Region: France (South of Burgundy)
Tasting Notes: Raspberry, Cherry, Cranberry, Bubble gum
Food pairings: Just about anything
Have you ever woken up to a killer hangover and made the promise to never drink again? Chances are you knocked back a few too many cocktails loaded with artificial sweeteners and additives, which can cause bloat and encourage a hangover. Luckily, clean cocktails exist! Think freshly squeezed juices, unrefined sweeteners and heart-healthy herbs.
Grab yourself a quality gin, such as Drumshanbo Gunpowder Irish Gin and a few strawberries, raw honey simple syrup and a ginger kombucha. You can make your own simple syrup by boiling down ¼ cup raw honey and ¼ cup water; once the honey melts, transfer into a mason jar and let it cool.
Muddle 3 strawberries in a cocktail shaker, then add the gin, honey, pinch of salt and ice. Shake and strain into a cup with ice and top off with the kombucha. Garnish with a strawberry.

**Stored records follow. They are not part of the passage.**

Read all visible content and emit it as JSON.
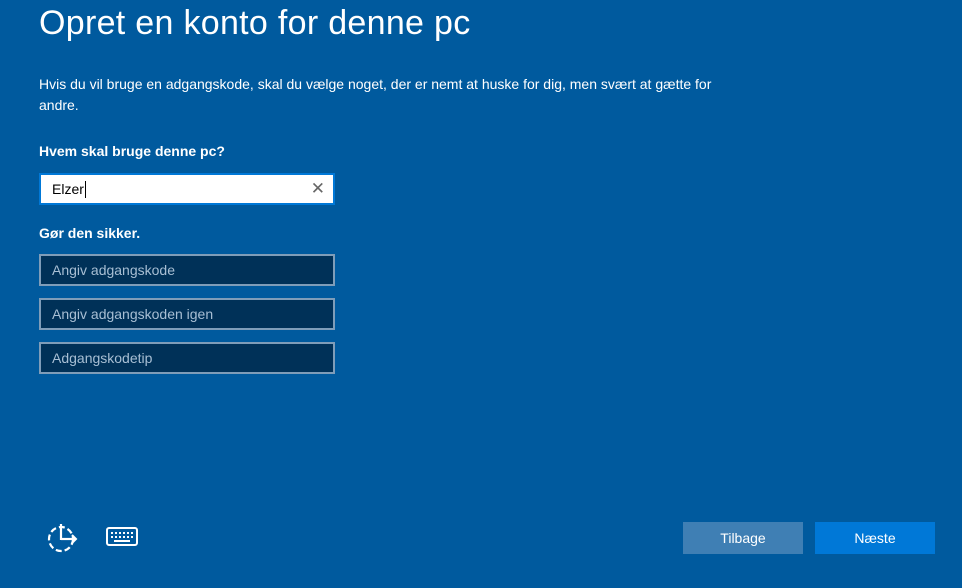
{
  "title": "Opret en konto for denne pc",
  "description": "Hvis du vil bruge en adgangskode, skal du vælge noget, der er nemt at huske for dig, men svært at gætte for andre.",
  "user_label": "Hvem skal bruge denne pc?",
  "user_value": "Elzer",
  "secure_label": "Gør den sikker.",
  "password_placeholder": "Angiv adgangskode",
  "password_confirm_placeholder": "Angiv adgangskoden igen",
  "hint_placeholder": "Adgangskodetip",
  "clear_glyph": "✕",
  "back_label": "Tilbage",
  "next_label": "Næste"
}
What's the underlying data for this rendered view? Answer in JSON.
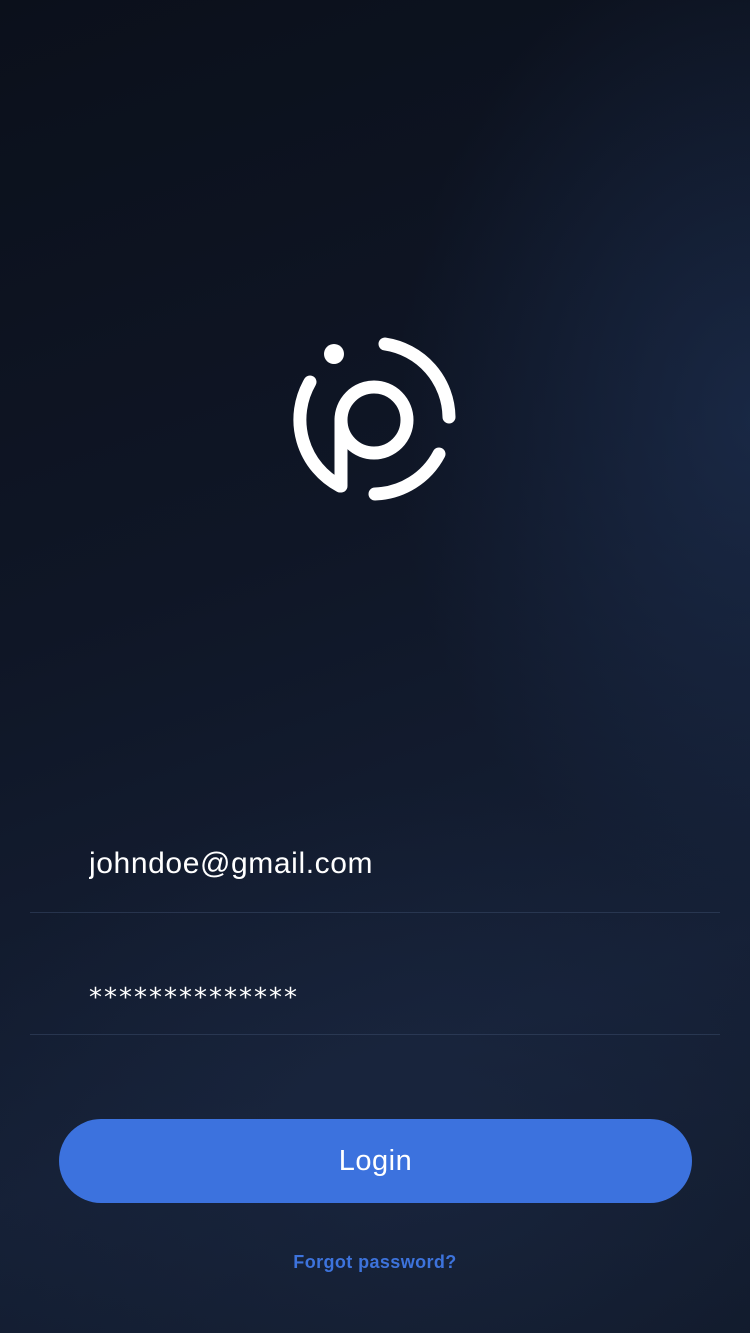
{
  "logo": {
    "icon": "app-logo-icon",
    "color": "#ffffff"
  },
  "login_form": {
    "email_value": "johndoe@gmail.com",
    "password_value": "**************",
    "login_label": "Login",
    "forgot_password_label": "Forgot password?"
  },
  "colors": {
    "accent": "#3c72de",
    "link": "#3d73dc",
    "background": "#0f1626"
  }
}
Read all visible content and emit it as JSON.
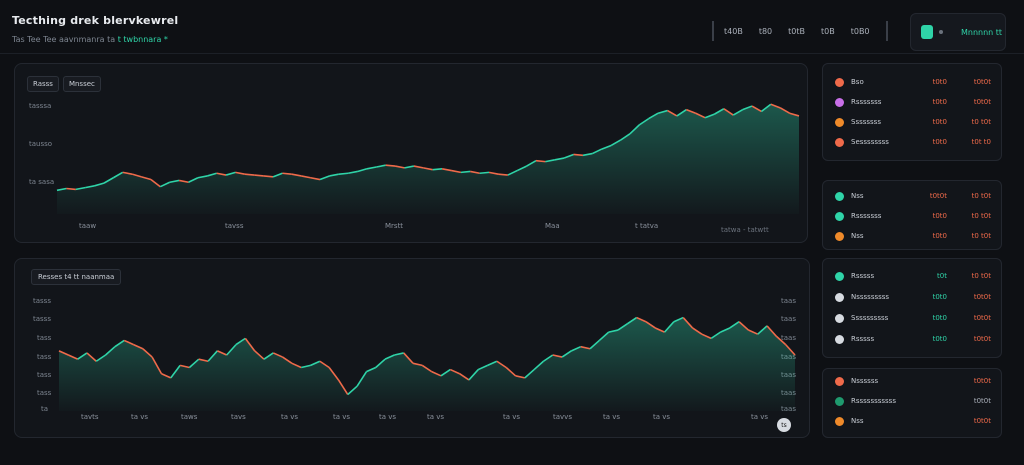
{
  "header": {
    "title": "Tecthing drek blervkewrel",
    "subtitle_prefix": "Tas Tee Tee aavnmanra ta",
    "subtitle_accent": "t twbnnara *",
    "toolbar": [
      "t40B",
      "t80",
      "t0tB",
      "t0B",
      "t0B0"
    ],
    "account_label": "Mnnnnn tt"
  },
  "chart_top": {
    "chips": [
      "Rasss",
      "Mnssec"
    ],
    "y_ticks": [
      "tasssa",
      "tausso",
      "ta sasa"
    ],
    "x_ticks": [
      "taaw",
      "tavss",
      "Mrstt",
      "Maa",
      "t tatva"
    ],
    "footer_badge": "tatwa - tatwtt",
    "line_color": "#2fd4a8",
    "down_color": "#ef6a4a"
  },
  "chart_bottom": {
    "chip": "Resses  t4  tt  naanmaa",
    "y_ticks_left": [
      "tasss",
      "tasss",
      "tass",
      "tass",
      "tass",
      "tass",
      "ta"
    ],
    "y_ticks_right": [
      "taas",
      "taas",
      "taas",
      "taas",
      "taas",
      "taas",
      "taas"
    ],
    "x_ticks": [
      "tavts",
      "ta vs",
      "taws",
      "tavs",
      "ta vs",
      "ta vs",
      "ta vs",
      "ta vs",
      "ta vs",
      "tavvs",
      "ta vs",
      "ta vs",
      "ta vs"
    ],
    "corner_button": "ts"
  },
  "chart_data": [
    {
      "type": "line",
      "title": "",
      "x": [
        0,
        1,
        2,
        3,
        4,
        5,
        6,
        7,
        8,
        9,
        10,
        11,
        12,
        13,
        14,
        15,
        16,
        17,
        18,
        19,
        20,
        21,
        22,
        23,
        24,
        25,
        26,
        27,
        28,
        29,
        30,
        31,
        32,
        33,
        34,
        35,
        36,
        37,
        38,
        39,
        40,
        41,
        42,
        43,
        44,
        45,
        46,
        47,
        48,
        49,
        50,
        51,
        52,
        53,
        54,
        55,
        56,
        57,
        58,
        59,
        60,
        61,
        62,
        63,
        64,
        65,
        66,
        67,
        68,
        69,
        70,
        71,
        72,
        73,
        74,
        75,
        76,
        77,
        78,
        79
      ],
      "values": [
        22,
        24,
        23,
        25,
        27,
        30,
        36,
        42,
        40,
        37,
        34,
        26,
        31,
        33,
        31,
        36,
        38,
        41,
        39,
        42,
        40,
        39,
        38,
        37,
        41,
        40,
        38,
        36,
        34,
        38,
        40,
        41,
        43,
        46,
        48,
        50,
        49,
        47,
        49,
        47,
        45,
        46,
        44,
        42,
        43,
        41,
        42,
        40,
        39,
        44,
        49,
        55,
        54,
        56,
        58,
        62,
        61,
        63,
        68,
        72,
        78,
        85,
        95,
        102,
        108,
        111,
        105,
        112,
        108,
        103,
        107,
        113,
        106,
        112,
        116,
        110,
        118,
        114,
        108,
        105
      ]
    },
    {
      "type": "line",
      "title": "",
      "x": [
        0,
        1,
        2,
        3,
        4,
        5,
        6,
        7,
        8,
        9,
        10,
        11,
        12,
        13,
        14,
        15,
        16,
        17,
        18,
        19,
        20,
        21,
        22,
        23,
        24,
        25,
        26,
        27,
        28,
        29,
        30,
        31,
        32,
        33,
        34,
        35,
        36,
        37,
        38,
        39,
        40,
        41,
        42,
        43,
        44,
        45,
        46,
        47,
        48,
        49,
        50,
        51,
        52,
        53,
        54,
        55,
        56,
        57,
        58,
        59,
        60,
        61,
        62,
        63,
        64,
        65,
        66,
        67,
        68,
        69,
        70,
        71,
        72,
        73,
        74,
        75,
        76,
        77,
        78,
        79
      ],
      "values": [
        52,
        50,
        48,
        51,
        47,
        50,
        54,
        57,
        55,
        53,
        49,
        41,
        39,
        45,
        44,
        48,
        47,
        52,
        50,
        55,
        58,
        52,
        48,
        51,
        49,
        46,
        44,
        45,
        47,
        44,
        38,
        31,
        35,
        42,
        44,
        48,
        50,
        51,
        46,
        45,
        42,
        40,
        43,
        41,
        38,
        43,
        45,
        47,
        44,
        40,
        39,
        43,
        47,
        50,
        49,
        52,
        54,
        53,
        57,
        61,
        62,
        65,
        68,
        66,
        63,
        61,
        66,
        68,
        63,
        60,
        58,
        61,
        63,
        66,
        62,
        60,
        64,
        59,
        55,
        50
      ]
    }
  ],
  "watchlist": [
    {
      "rows": [
        {
          "name": "Bso",
          "price": "t0t0",
          "change": "t0t0t",
          "icon_color": "#ef6a4a",
          "dir": "down"
        },
        {
          "name": "Rsssssss",
          "price": "t0t0",
          "change": "t0t0t",
          "icon_color": "#c86fe8",
          "dir": "down"
        },
        {
          "name": "Ssssssss",
          "price": "t0t0",
          "change": "t0 t0t",
          "icon_color": "#ef8a2a",
          "dir": "down"
        },
        {
          "name": "Sessssssss",
          "price": "t0t0",
          "change": "t0t t0",
          "icon_color": "#ef6a4a",
          "dir": "down"
        }
      ]
    },
    {
      "rows": [
        {
          "name": "Nss",
          "price": "t0t0t",
          "change": "t0 t0t",
          "icon_color": "#2fd4a8",
          "dir": "down"
        },
        {
          "name": "Rsssssss",
          "price": "t0t0",
          "change": "t0 t0t",
          "icon_color": "#2fd4a8",
          "dir": "down"
        },
        {
          "name": "Nss",
          "price": "t0t0",
          "change": "t0 t0t",
          "icon_color": "#ef8a2a",
          "dir": "down"
        }
      ]
    },
    {
      "rows": [
        {
          "name": "Rsssss",
          "price": "t0t",
          "change": "t0 t0t",
          "icon_color": "#2fd4a8",
          "dir": "up"
        },
        {
          "name": "Nsssssssss",
          "price": "t0t0",
          "change": "t0t0t",
          "icon_color": "#d7dbe1",
          "dir": "up"
        },
        {
          "name": "Ssssssssss",
          "price": "t0t0",
          "change": "t0t0t",
          "icon_color": "#d7dbe1",
          "dir": "up"
        },
        {
          "name": "Rsssss",
          "price": "t0t0",
          "change": "t0t0t",
          "icon_color": "#d7dbe1",
          "dir": "up"
        }
      ]
    },
    {
      "rows": [
        {
          "name": "Nssssss",
          "price": "",
          "change": "t0t0t",
          "icon_color": "#ef6a4a",
          "dir": "down"
        },
        {
          "name": "Rsssssssssss",
          "price": "",
          "change": "t0t0t",
          "icon_color": "#1f9a6e",
          "dir": "neutral"
        },
        {
          "name": "Nss",
          "price": "",
          "change": "t0t0t",
          "icon_color": "#ef8a2a",
          "dir": "down"
        }
      ]
    }
  ]
}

Do you hear what I hear? The twist and pop of a well chilled Prosecco bottle! Bubbly is undeniably a fan favorite to be enjoyed among all occasions. A popular Italian sparkling wine, Prosecco is made in the Valdobbiadene region in Veneto, Italy from the Glera grape. It can also be produced in other parts of Italy such as Friuli-Venezia Giulia. Unlike Champagne, Prosecco DOC is more affordable with a retail value between $12-$20, leaving room in the budget for charcuterie and cheese! In true Italian fashion, a glass of Prosecco is meant to be enjoyed as an apertif to open up your appetite before a meal. Prosecco pairs beautifully with a range of antipasti selections.
Impress your guests with your sparkling wine opening skills! First, chill down the Prosecco by either placing in the fridge for a few hours or in an ice bucket for at least an hour. Short on time? Add water to the ice bucket - this speeds up the chilling process. Once the bottle feels chilled down, be sure to wipe off the water to avoid potential slippage. Remove the top foil, untwist the cage (5-6 turns), with one hand hold the bottom of the bottle and the other hand holds onto the top (cage still intact). The trick is to keep the bottle on a 45 degree angle and to twist from the bottom of the bottle! Do this slowly and with control. The goal is to hear a subtle ‘hiss’ sound once the top comes off. #expertlevel
All good things begin with a glass of vino.
I currently hold a Level 2 Intermediate Certificate from the Wine & Spirits Education Trust.